**** SUPPLIED DATA
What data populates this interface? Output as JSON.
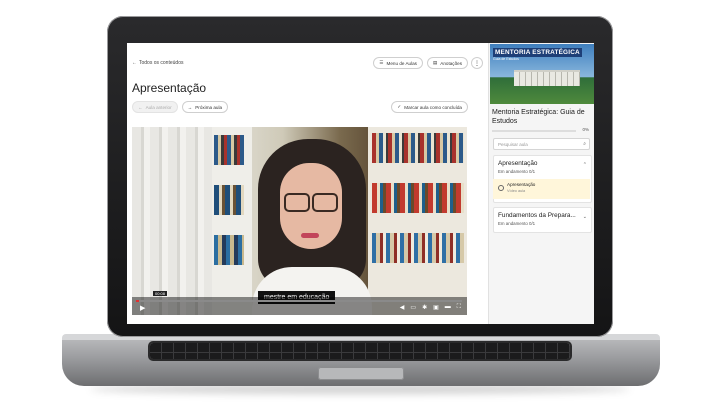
{
  "nav": {
    "back_label": "Todos os conteúdos",
    "back_icon": "arrow-left-icon"
  },
  "toolbar": {
    "menu_label": "Menu de Aulas",
    "notes_label": "Anotações",
    "more_icon": "kebab-icon"
  },
  "lesson": {
    "title": "Apresentação",
    "prev_label": "Aula anterior",
    "next_label": "Próxima aula",
    "complete_label": "Marcar aula como concluída"
  },
  "video": {
    "caption": "mestre em educação",
    "current_time": "00:08",
    "progress": 0.01
  },
  "sidebar": {
    "thumb_title": "MENTORIA ESTRATÉGICA",
    "thumb_subtitle": "Guia de Estudos",
    "course_title": "Mentoria Estratégica: Guia de Estudos",
    "progress_pct": "0%",
    "search_placeholder": "Pesquisar aula",
    "modules": [
      {
        "title": "Apresentação",
        "status": "Em andamento 0/1",
        "lessons": [
          {
            "title": "Apresentação",
            "type": "Vídeo aula"
          }
        ]
      },
      {
        "title": "Fundamentos da Prepara...",
        "status": "Em andamento 0/1"
      }
    ]
  },
  "colors": {
    "accent_yellow": "#fff6da",
    "thumb_title_bg": "#1e3f77",
    "progress_red": "#e03131"
  }
}
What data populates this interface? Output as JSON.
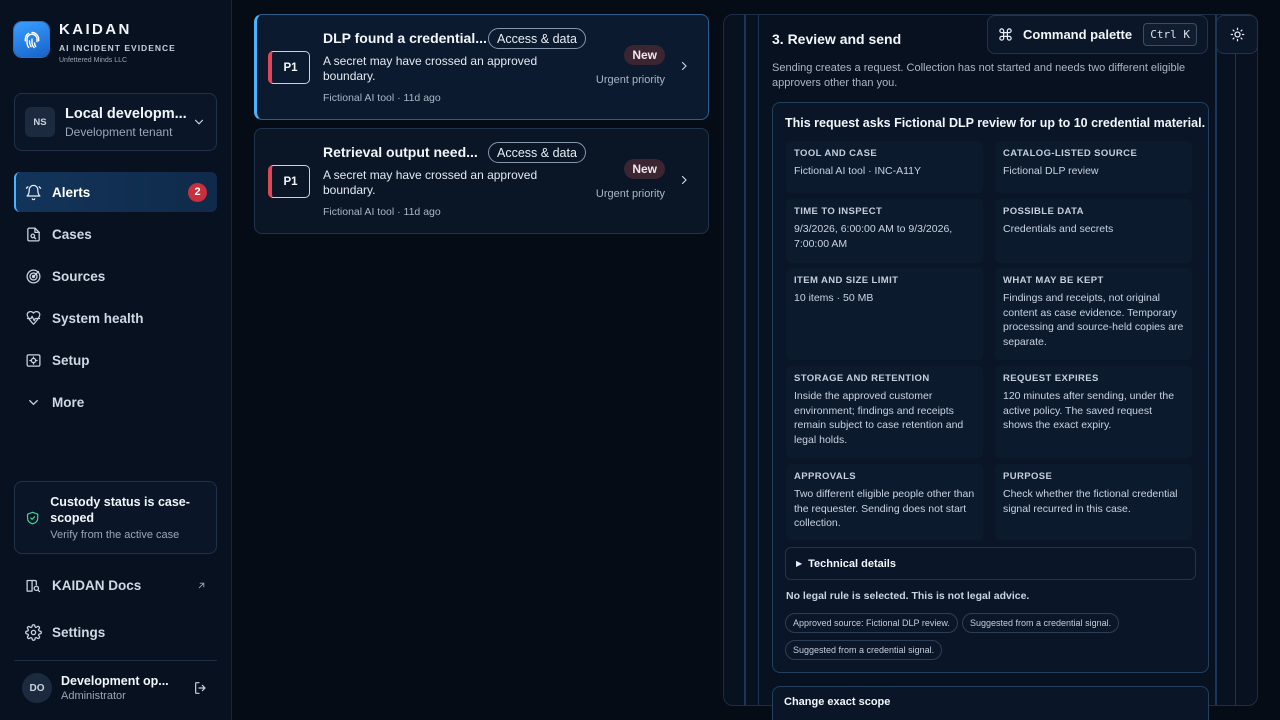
{
  "brand": {
    "name": "KAIDAN",
    "subtitle": "AI INCIDENT EVIDENCE",
    "org": "Unfettered Minds LLC"
  },
  "tenant": {
    "initials": "NS",
    "name": "Local developm...",
    "description": "Development tenant"
  },
  "nav": {
    "items": [
      {
        "label": "Alerts",
        "icon": "bell-icon",
        "badge": "2",
        "active": true
      },
      {
        "label": "Cases",
        "icon": "document-search-icon"
      },
      {
        "label": "Sources",
        "icon": "target-icon"
      },
      {
        "label": "System health",
        "icon": "heart-pulse-icon"
      },
      {
        "label": "Setup",
        "icon": "setup-icon"
      },
      {
        "label": "More",
        "icon": "chevron-down-icon"
      }
    ]
  },
  "custody": {
    "title": "Custody status is case-scoped",
    "description": "Verify from the active case"
  },
  "docs": {
    "label": "KAIDAN Docs"
  },
  "settings": {
    "label": "Settings"
  },
  "user": {
    "initials": "DO",
    "name": "Development op...",
    "role": "Administrator"
  },
  "alerts": [
    {
      "priority": "P1",
      "title": "DLP found a credential...",
      "category": "Access & data",
      "description": "A secret may have crossed an approved boundary.",
      "meta": "Fictional AI tool · 11d ago",
      "status": "New",
      "urgency": "Urgent priority"
    },
    {
      "priority": "P1",
      "title": "Retrieval output need...",
      "category": "Access & data",
      "description": "A secret may have crossed an approved boundary.",
      "meta": "Fictional AI tool · 11d ago",
      "status": "New",
      "urgency": "Urgent priority"
    }
  ],
  "topbar": {
    "command_palette": "Command palette",
    "shortcut": "Ctrl K"
  },
  "review": {
    "title": "3. Review and send",
    "description": "Sending creates a request. Collection has not started and needs two different eligible approvers other than you.",
    "request_heading": "This request asks Fictional DLP review for up to 10 credential material.",
    "fields": [
      {
        "label": "Tool and case",
        "value": "Fictional AI tool · INC-A11Y"
      },
      {
        "label": "Catalog-listed source",
        "value": "Fictional DLP review"
      },
      {
        "label": "Time to inspect",
        "value": "9/3/2026, 6:00:00 AM to 9/3/2026, 7:00:00 AM"
      },
      {
        "label": "Possible data",
        "value": "Credentials and secrets"
      },
      {
        "label": "Item and size limit",
        "value": "10 items · 50 MB"
      },
      {
        "label": "What may be kept",
        "value": "Findings and receipts, not original content as case evidence. Temporary processing and source-held copies are separate."
      },
      {
        "label": "Storage and retention",
        "value": "Inside the approved customer environment; findings and receipts remain subject to case retention and legal holds."
      },
      {
        "label": "Request expires",
        "value": "120 minutes after sending, under the active policy. The saved request shows the exact expiry."
      },
      {
        "label": "Approvals",
        "value": "Two different eligible people other than the requester. Sending does not start collection."
      },
      {
        "label": "Purpose",
        "value": "Check whether the fictional credential signal recurred in this case."
      }
    ],
    "technical_details": "Technical details",
    "legal_note": "No legal rule is selected. This is not legal advice.",
    "chips": [
      "Approved source: Fictional DLP review.",
      "Suggested from a credential signal.",
      "Suggested from a credential signal."
    ],
    "change_scope": "Change exact scope"
  }
}
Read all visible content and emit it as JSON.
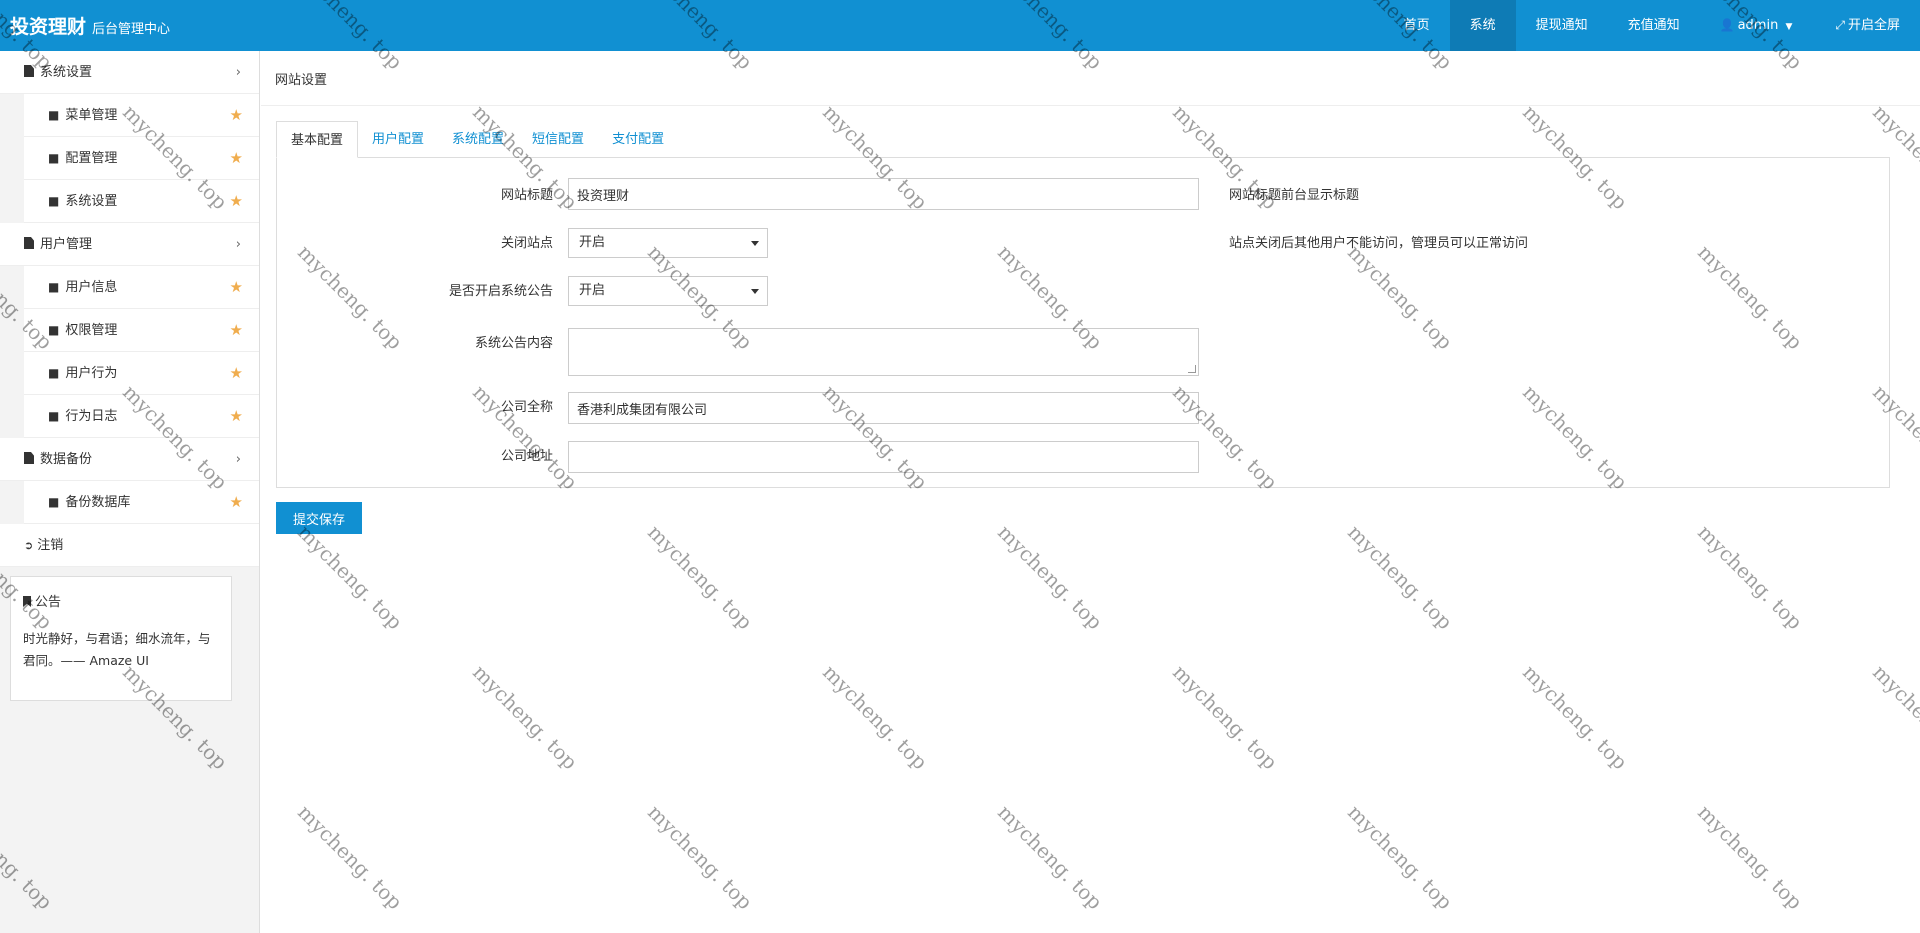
{
  "header": {
    "brand_title": "投资理财",
    "brand_subtitle": "后台管理中心",
    "nav": [
      {
        "label": "首页",
        "active": false
      },
      {
        "label": "系统",
        "active": true
      },
      {
        "label": "提现通知",
        "active": false
      },
      {
        "label": "充值通知",
        "active": false
      },
      {
        "label": "admin",
        "icon": "user-icon",
        "has_dropdown": true
      },
      {
        "label": "开启全屏",
        "icon": "fullscreen-icon"
      }
    ],
    "color": "#1190d2"
  },
  "sidebar": {
    "groups": [
      {
        "label": "系统设置",
        "icon": "file-icon",
        "items": [
          "菜单管理",
          "配置管理",
          "系统设置"
        ]
      },
      {
        "label": "用户管理",
        "icon": "file-icon",
        "items": [
          "用户信息",
          "权限管理",
          "用户行为",
          "行为日志"
        ]
      },
      {
        "label": "数据备份",
        "icon": "file-icon",
        "items": [
          "备份数据库"
        ]
      }
    ],
    "logout_label": "注销",
    "notice": {
      "title": "公告",
      "body": "时光静好，与君语；细水流年，与君同。—— Amaze UI"
    }
  },
  "main": {
    "page_title": "网站设置",
    "tabs": [
      "基本配置",
      "用户配置",
      "系统配置",
      "短信配置",
      "支付配置"
    ],
    "active_tab": "基本配置",
    "form": {
      "site_title": {
        "label": "网站标题",
        "value": "投资理财",
        "help": "网站标题前台显示标题"
      },
      "close_site": {
        "label": "关闭站点",
        "value": "开启",
        "help": "站点关闭后其他用户不能访问，管理员可以正常访问"
      },
      "enable_notice": {
        "label": "是否开启系统公告",
        "value": "开启"
      },
      "notice_content": {
        "label": "系统公告内容",
        "value": ""
      },
      "company_name": {
        "label": "公司全称",
        "value": "香港利成集团有限公司"
      },
      "company_address": {
        "label": "公司地址",
        "value": ""
      }
    },
    "submit_label": "提交保存"
  },
  "watermark": "mycheng. top"
}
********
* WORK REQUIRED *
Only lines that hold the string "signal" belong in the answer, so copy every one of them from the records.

* RESPONSE BOX *
        "value": "Check whether the fictional credential signal recurred in this case."
      "Suggested from a credential signal.",
      "Suggested from a credential signal."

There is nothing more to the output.